§ **Your instructions**
Your answer must be an exact copy of the data below.

===

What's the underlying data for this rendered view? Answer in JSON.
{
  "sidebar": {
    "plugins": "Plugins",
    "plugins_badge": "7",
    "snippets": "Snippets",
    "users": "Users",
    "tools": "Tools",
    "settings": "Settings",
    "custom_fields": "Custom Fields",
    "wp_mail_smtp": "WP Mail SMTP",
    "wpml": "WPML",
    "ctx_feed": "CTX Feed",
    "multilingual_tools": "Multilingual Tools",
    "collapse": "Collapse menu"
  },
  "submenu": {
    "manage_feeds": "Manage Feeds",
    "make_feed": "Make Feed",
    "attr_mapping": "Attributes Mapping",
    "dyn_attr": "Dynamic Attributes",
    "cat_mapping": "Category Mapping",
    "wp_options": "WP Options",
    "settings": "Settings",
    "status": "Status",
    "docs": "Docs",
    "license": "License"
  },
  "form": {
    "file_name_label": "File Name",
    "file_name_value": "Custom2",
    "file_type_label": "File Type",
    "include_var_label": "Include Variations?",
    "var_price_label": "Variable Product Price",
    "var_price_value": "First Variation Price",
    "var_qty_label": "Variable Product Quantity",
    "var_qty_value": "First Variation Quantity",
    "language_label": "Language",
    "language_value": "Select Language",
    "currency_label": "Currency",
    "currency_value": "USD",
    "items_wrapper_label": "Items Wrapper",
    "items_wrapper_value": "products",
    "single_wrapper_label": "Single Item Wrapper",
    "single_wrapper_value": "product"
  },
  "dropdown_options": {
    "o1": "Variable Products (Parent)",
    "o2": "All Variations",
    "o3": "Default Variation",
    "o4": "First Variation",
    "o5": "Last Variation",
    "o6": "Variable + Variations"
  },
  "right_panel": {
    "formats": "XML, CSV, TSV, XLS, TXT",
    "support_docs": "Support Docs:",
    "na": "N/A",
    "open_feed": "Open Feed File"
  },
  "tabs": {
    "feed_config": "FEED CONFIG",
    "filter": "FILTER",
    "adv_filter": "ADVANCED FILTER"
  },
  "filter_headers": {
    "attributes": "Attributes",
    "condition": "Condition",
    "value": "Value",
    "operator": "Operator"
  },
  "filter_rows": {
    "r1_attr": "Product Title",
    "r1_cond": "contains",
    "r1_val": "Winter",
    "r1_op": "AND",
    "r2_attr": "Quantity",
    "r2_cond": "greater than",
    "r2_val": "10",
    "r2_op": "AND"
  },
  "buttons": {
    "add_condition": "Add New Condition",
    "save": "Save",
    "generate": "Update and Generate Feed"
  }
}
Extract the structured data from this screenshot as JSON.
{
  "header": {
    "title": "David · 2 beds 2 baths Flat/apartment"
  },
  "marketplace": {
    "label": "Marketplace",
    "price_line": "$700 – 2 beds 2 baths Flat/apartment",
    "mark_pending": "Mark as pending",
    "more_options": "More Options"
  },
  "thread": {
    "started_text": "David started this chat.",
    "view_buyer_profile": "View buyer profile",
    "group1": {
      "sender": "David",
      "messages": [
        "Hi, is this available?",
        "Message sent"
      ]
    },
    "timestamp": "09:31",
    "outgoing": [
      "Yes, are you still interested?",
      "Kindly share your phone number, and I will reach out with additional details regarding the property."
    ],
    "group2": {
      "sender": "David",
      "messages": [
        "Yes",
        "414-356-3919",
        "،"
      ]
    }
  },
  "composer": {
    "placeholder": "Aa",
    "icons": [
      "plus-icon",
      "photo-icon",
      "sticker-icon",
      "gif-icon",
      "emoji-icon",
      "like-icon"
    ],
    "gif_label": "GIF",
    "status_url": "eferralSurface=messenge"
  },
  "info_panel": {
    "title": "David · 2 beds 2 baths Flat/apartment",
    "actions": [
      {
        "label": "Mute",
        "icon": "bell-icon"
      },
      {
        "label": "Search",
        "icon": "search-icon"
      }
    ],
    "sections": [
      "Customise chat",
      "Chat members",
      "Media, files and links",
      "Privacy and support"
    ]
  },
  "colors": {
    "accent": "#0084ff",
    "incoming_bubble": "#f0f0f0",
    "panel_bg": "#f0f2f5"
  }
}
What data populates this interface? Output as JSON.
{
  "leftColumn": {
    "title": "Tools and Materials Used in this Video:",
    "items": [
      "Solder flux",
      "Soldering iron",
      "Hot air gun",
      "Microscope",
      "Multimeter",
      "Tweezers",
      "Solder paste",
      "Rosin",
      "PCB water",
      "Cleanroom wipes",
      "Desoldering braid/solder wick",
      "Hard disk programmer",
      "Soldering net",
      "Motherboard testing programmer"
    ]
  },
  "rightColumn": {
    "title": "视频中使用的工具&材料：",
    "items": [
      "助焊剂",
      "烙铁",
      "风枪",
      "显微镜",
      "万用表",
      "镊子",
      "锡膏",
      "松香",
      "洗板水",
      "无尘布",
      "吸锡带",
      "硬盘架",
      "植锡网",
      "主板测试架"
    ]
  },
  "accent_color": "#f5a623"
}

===

§ **Your response**
What's the underlying data for this rendered view? Answer in JSON.
{
  "sidebar": {
    "plugins": "Plugins",
    "plugins_badge": "7",
    "snippets": "Snippets",
    "users": "Users",
    "tools": "Tools",
    "settings": "Settings",
    "custom_fields": "Custom Fields",
    "wp_mail_smtp": "WP Mail SMTP",
    "wpml": "WPML",
    "ctx_feed": "CTX Feed",
    "multilingual_tools": "Multilingual Tools",
    "collapse": "Collapse menu"
  },
  "submenu": {
    "manage_feeds": "Manage Feeds",
    "make_feed": "Make Feed",
    "attr_mapping": "Attributes Mapping",
    "dyn_attr": "Dynamic Attributes",
    "cat_mapping": "Category Mapping",
    "wp_options": "WP Options",
    "settings": "Settings",
    "status": "Status",
    "docs": "Docs",
    "license": "License"
  },
  "form": {
    "file_name_label": "File Name",
    "file_name_value": "Custom2",
    "file_type_label": "File Type",
    "include_var_label": "Include Variations?",
    "var_price_label": "Variable Product Price",
    "var_price_value": "First Variation Price",
    "var_qty_label": "Variable Product Quantity",
    "var_qty_value": "First Variation Quantity",
    "language_label": "Language",
    "language_value": "Select Language",
    "currency_label": "Currency",
    "currency_value": "USD",
    "items_wrapper_label": "Items Wrapper",
    "items_wrapper_value": "products",
    "single_wrapper_label": "Single Item Wrapper",
    "single_wrapper_value": "product"
  },
  "dropdown_options": {
    "o1": "Variable Products (Parent)",
    "o2": "All Variations",
    "o3": "Default Variation",
    "o4": "First Variation",
    "o5": "Last Variation",
    "o6": "Variable + Variations"
  },
  "right_panel": {
    "formats": "XML, CSV, TSV, XLS, TXT",
    "support_docs": "Support Docs:",
    "na": "N/A",
    "open_feed": "Open Feed File"
  },
  "tabs": {
    "feed_config": "FEED CONFIG",
    "filter": "FILTER",
    "adv_filter": "ADVANCED FILTER"
  },
  "filter_headers": {
    "attributes": "Attributes",
    "condition": "Condition",
    "value": "Value",
    "operator": "Operator"
  },
  "filter_rows": {
    "r1_attr": "Product Title",
    "r1_cond": "contains",
    "r1_val": "Winter",
    "r1_op": "AND",
    "r2_attr": "Quantity",
    "r2_cond": "greater than",
    "r2_val": "10",
    "r2_op": "AND"
  },
  "buttons": {
    "add_condition": "Add New Condition",
    "save": "Save",
    "generate": "Update and Generate Feed"
  }
}
Extract the structured data from this screenshot as JSON.
{
  "header": {
    "title": "David · 2 beds 2 baths Flat/apartment"
  },
  "marketplace": {
    "label": "Marketplace",
    "price_line": "$700 – 2 beds 2 baths Flat/apartment",
    "mark_pending": "Mark as pending",
    "more_options": "More Options"
  },
  "thread": {
    "started_text": "David started this chat.",
    "view_buyer_profile": "View buyer profile",
    "group1": {
      "sender": "David",
      "messages": [
        "Hi, is this available?",
        "Message sent"
      ]
    },
    "timestamp": "09:31",
    "outgoing": [
      "Yes, are you still interested?",
      "Kindly share your phone number, and I will reach out with additional details regarding the property."
    ],
    "group2": {
      "sender": "David",
      "messages": [
        "Yes",
        "414-356-3919",
        "،"
      ]
    }
  },
  "composer": {
    "placeholder": "Aa",
    "icons": [
      "plus-icon",
      "photo-icon",
      "sticker-icon",
      "gif-icon",
      "emoji-icon",
      "like-icon"
    ],
    "gif_label": "GIF",
    "status_url": "eferralSurface=messenge"
  },
  "info_panel": {
    "title": "David · 2 beds 2 baths Flat/apartment",
    "actions": [
      {
        "label": "Mute",
        "icon": "bell-icon"
      },
      {
        "label": "Search",
        "icon": "search-icon"
      }
    ],
    "sections": [
      "Customise chat",
      "Chat members",
      "Media, files and links",
      "Privacy and support"
    ]
  },
  "colors": {
    "accent": "#0084ff",
    "incoming_bubble": "#f0f0f0",
    "panel_bg": "#f0f2f5"
  }
}
What data populates this interface? Output as JSON.
{
  "leftColumn": {
    "title": "Tools and Materials Used in this Video:",
    "items": [
      "Solder flux",
      "Soldering iron",
      "Hot air gun",
      "Microscope",
      "Multimeter",
      "Tweezers",
      "Solder paste",
      "Rosin",
      "PCB water",
      "Cleanroom wipes",
      "Desoldering braid/solder wick",
      "Hard disk programmer",
      "Soldering net",
      "Motherboard testing programmer"
    ]
  },
  "rightColumn": {
    "title": "视频中使用的工具&材料：",
    "items": [
      "助焊剂",
      "烙铁",
      "风枪",
      "显微镜",
      "万用表",
      "镊子",
      "锡膏",
      "松香",
      "洗板水",
      "无尘布",
      "吸锡带",
      "硬盘架",
      "植锡网",
      "主板测试架"
    ]
  },
  "accent_color": "#f5a623"
}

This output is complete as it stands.